Exercise brief: Where "this" occurs in a line of the entries below, copy that line.

(Excerpts from an interface dataset)
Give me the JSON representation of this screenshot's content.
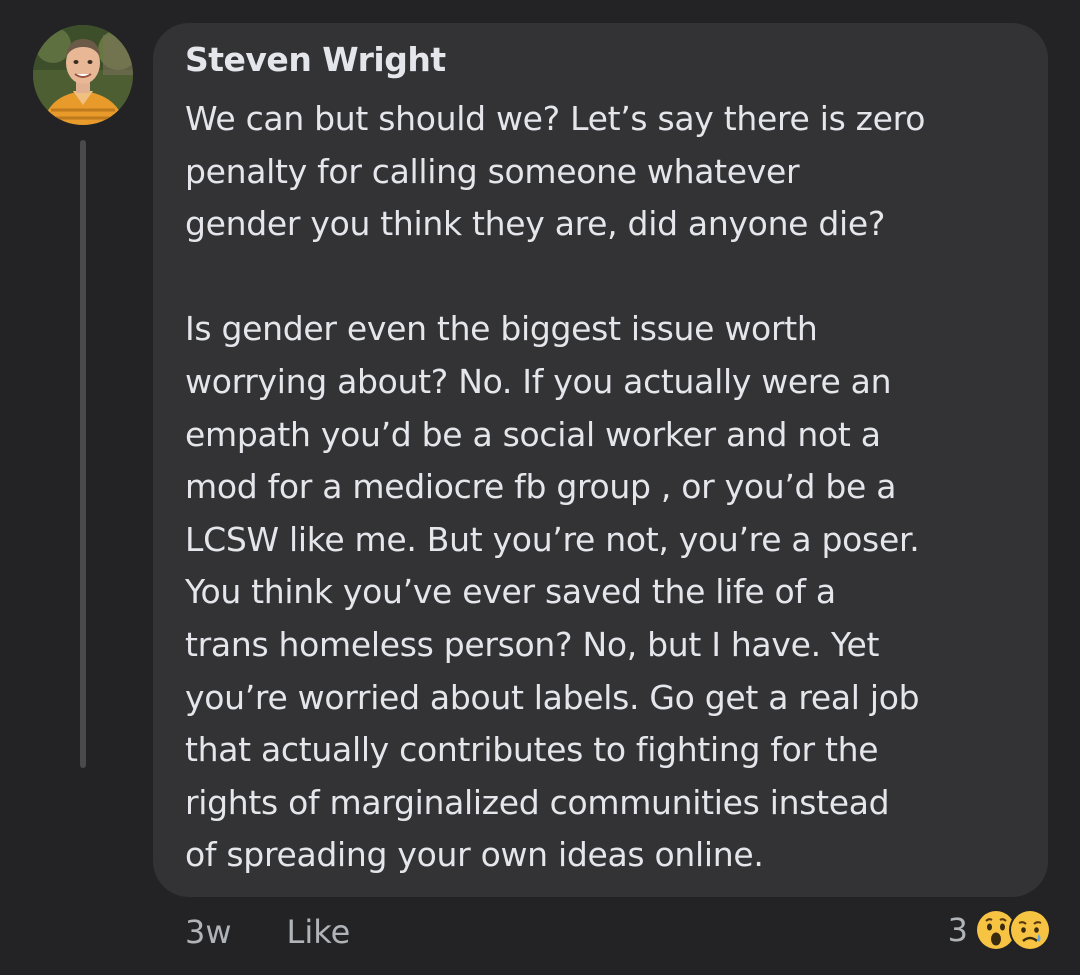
{
  "comment": {
    "author": "Steven Wright",
    "paragraphs": [
      "We can but should we? Let’s say there is zero\npenalty for calling someone whatever\ngender you think they are, did anyone die?",
      "Is gender even the biggest issue worth\nworrying about? No. If you actually were an\nempath you’d be a social worker and not a\nmod for a mediocre fb group , or you’d be a\nLCSW like me. But you’re not, you’re a poser.\nYou think you’ve ever saved the life of a\ntrans homeless person? No, but I have.  Yet\nyou’re worried about labels. Go get a real job\nthat actually contributes to fighting for the\nrights of marginalized communities instead\nof spreading your own ideas online."
    ]
  },
  "actions": {
    "time": "3w",
    "like_label": "Like"
  },
  "reactions": {
    "count": "3",
    "icons": [
      "wow-reaction-icon",
      "sad-reaction-icon"
    ]
  },
  "colors": {
    "background": "#232325",
    "bubble": "#333335",
    "text": "#e4e6eb",
    "muted": "#b0b3b8",
    "reaction_yellow": "#f7c342"
  }
}
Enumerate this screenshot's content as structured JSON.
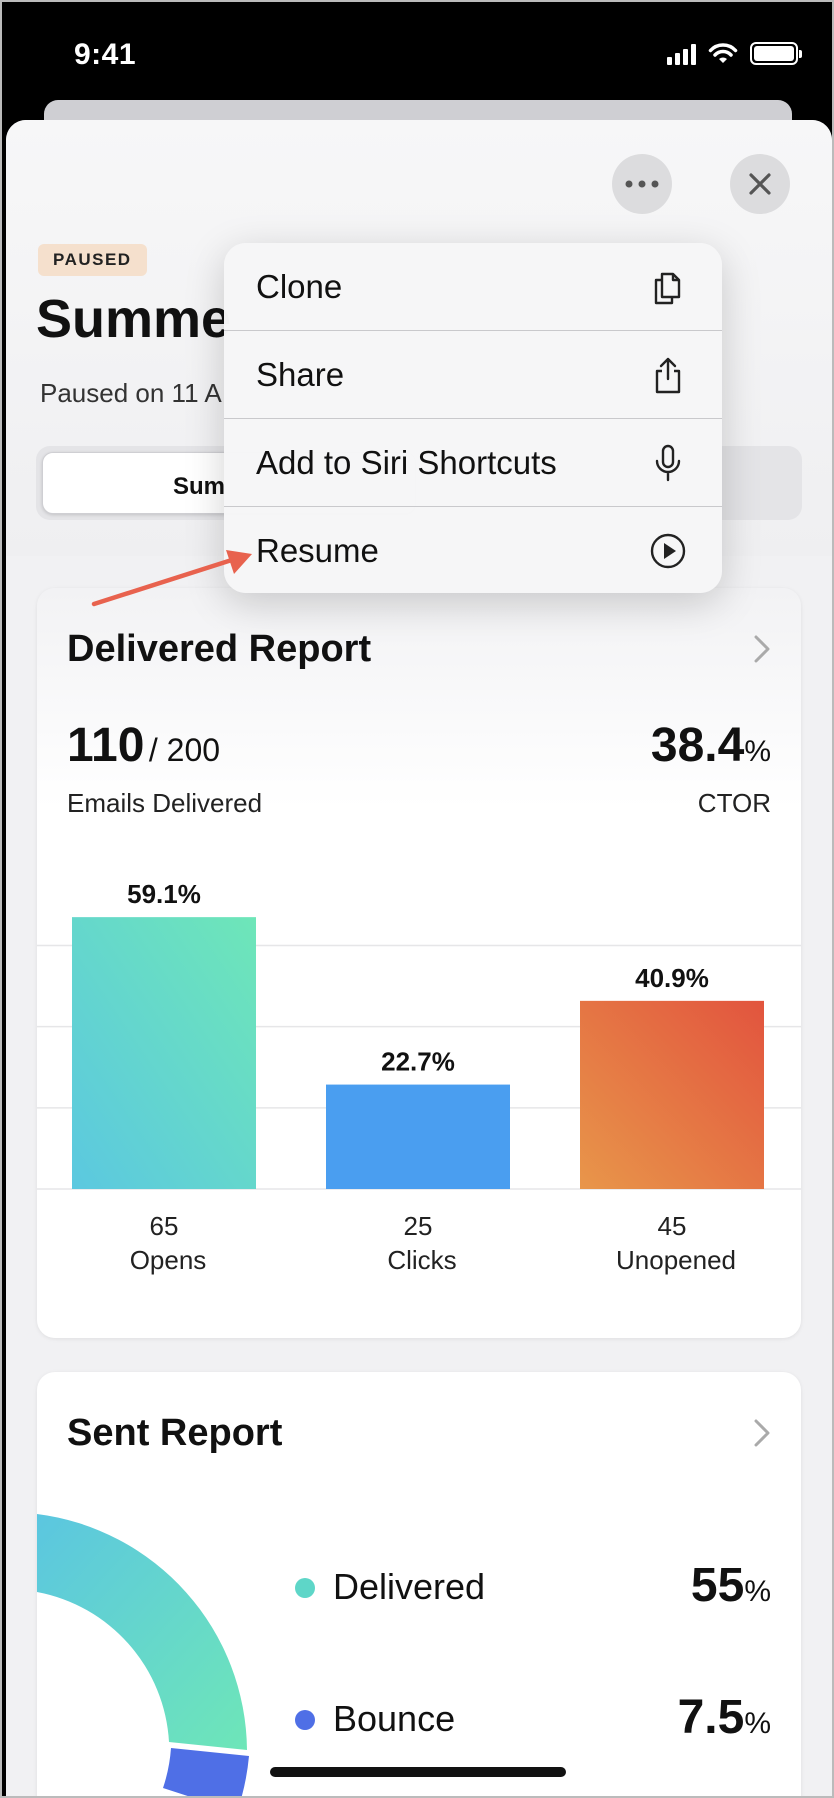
{
  "status_bar": {
    "time": "9:41"
  },
  "header": {
    "more_icon": "ellipsis-icon",
    "close_icon": "close-icon",
    "badge": "PAUSED",
    "title": "Summe",
    "subtitle": "Paused on 11 A",
    "segment_active_label": "Sum"
  },
  "menu": {
    "items": [
      {
        "label": "Clone",
        "icon": "copy-icon"
      },
      {
        "label": "Share",
        "icon": "share-icon"
      },
      {
        "label": "Add to Siri Shortcuts",
        "icon": "microphone-icon"
      },
      {
        "label": "Resume",
        "icon": "play-circle-icon"
      }
    ]
  },
  "delivered_report": {
    "title": "Delivered Report",
    "delivered_count": "110",
    "delivered_total": "/ 200",
    "delivered_label": "Emails Delivered",
    "ctor_value": "38.4",
    "ctor_unit": "%",
    "ctor_label": "CTOR"
  },
  "chart_data": {
    "type": "bar",
    "categories": [
      "Opens",
      "Clicks",
      "Unopened"
    ],
    "counts": [
      "65",
      "25",
      "45"
    ],
    "values": [
      59.1,
      22.7,
      40.9
    ],
    "value_labels": [
      "59.1%",
      "22.7%",
      "40.9%"
    ],
    "ylim": [
      0,
      60
    ],
    "grid": true,
    "colors": [
      [
        "#5bc8e0",
        "#6ee6b8"
      ],
      [
        "#4a9ef0",
        "#4a9ef0"
      ],
      [
        "#e8964a",
        "#e2543e"
      ]
    ]
  },
  "sent_report": {
    "title": "Sent Report",
    "legend": [
      {
        "label": "Delivered",
        "value": "55",
        "unit": "%",
        "color": "#5ed6c8"
      },
      {
        "label": "Bounce",
        "value": "7.5",
        "unit": "%",
        "color": "#4f6fe6"
      }
    ]
  },
  "colors": {
    "annotation_arrow": "#e8624e",
    "badge_bg": "#f5e0cd"
  }
}
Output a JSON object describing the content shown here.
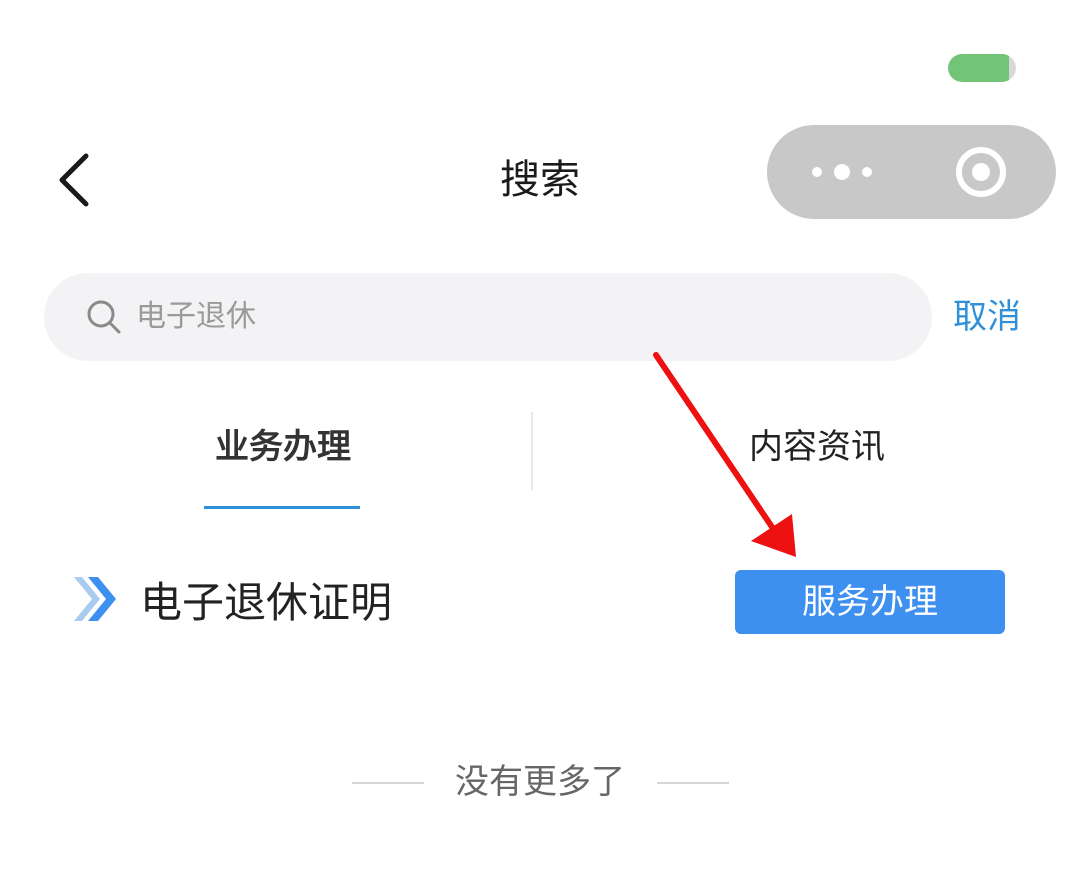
{
  "status": {
    "battery_level": 0.9,
    "battery_color": "#72c477"
  },
  "header": {
    "title": "搜索",
    "back_icon": "chevron-left-icon",
    "capsule": {
      "more_icon": "more-dots-icon",
      "close_icon": "close-target-icon"
    }
  },
  "search": {
    "value": "电子退休",
    "cancel_label": "取消"
  },
  "tabs": [
    {
      "label": "业务办理",
      "active": true
    },
    {
      "label": "内容资讯",
      "active": false
    }
  ],
  "results": [
    {
      "title": "电子退休证明",
      "action_label": "服务办理"
    }
  ],
  "footer": {
    "end_text": "没有更多了"
  },
  "colors": {
    "accent": "#2f8fd8",
    "button": "#3d8ff0",
    "annotation_arrow": "#ee1111"
  }
}
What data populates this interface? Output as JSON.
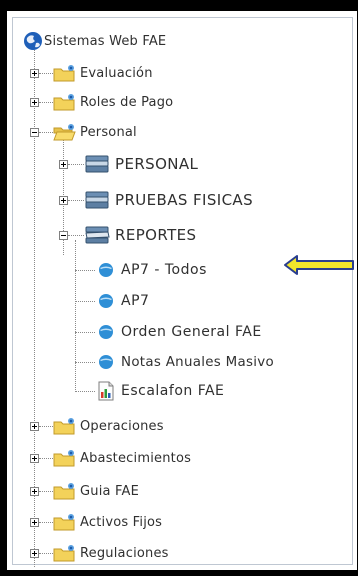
{
  "tree": {
    "root_label": "Sistemas Web FAE",
    "nodes": {
      "evaluacion": "Evaluación",
      "roles_pago": "Roles de Pago",
      "personal": "Personal",
      "personal_upper": "PERSONAL",
      "pruebas_fisicas": "PRUEBAS FISICAS",
      "reportes": "REPORTES",
      "ap7_todos": "AP7 - Todos",
      "ap7": "AP7",
      "orden_general": "Orden General FAE",
      "notas_anuales": "Notas Anuales Masivo",
      "escalafon": "Escalafon FAE",
      "operaciones": "Operaciones",
      "abastecimientos": "Abastecimientos",
      "guia_fae": "Guia FAE",
      "activos_fijos": "Activos Fijos",
      "regulaciones": "Regulaciones"
    }
  },
  "colors": {
    "frame": "#000000",
    "panel_border": "#bfc7d2",
    "folder": "#f3d25a",
    "leaf_dot": "#2f8fd6",
    "arrow_fill": "#f2e52b",
    "arrow_outline": "#2a3e8e"
  },
  "icons": {
    "root": "globe-icon",
    "category": "folder-user-icon",
    "section": "book-stack-icon",
    "report": "blue-dot-icon",
    "document": "chart-document-icon",
    "annotation": "left-arrow-icon"
  }
}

Exercise response:
Give me the JSON representation of this screenshot's content.
Enumerate this screenshot's content as structured JSON.
What data populates this interface? Output as JSON.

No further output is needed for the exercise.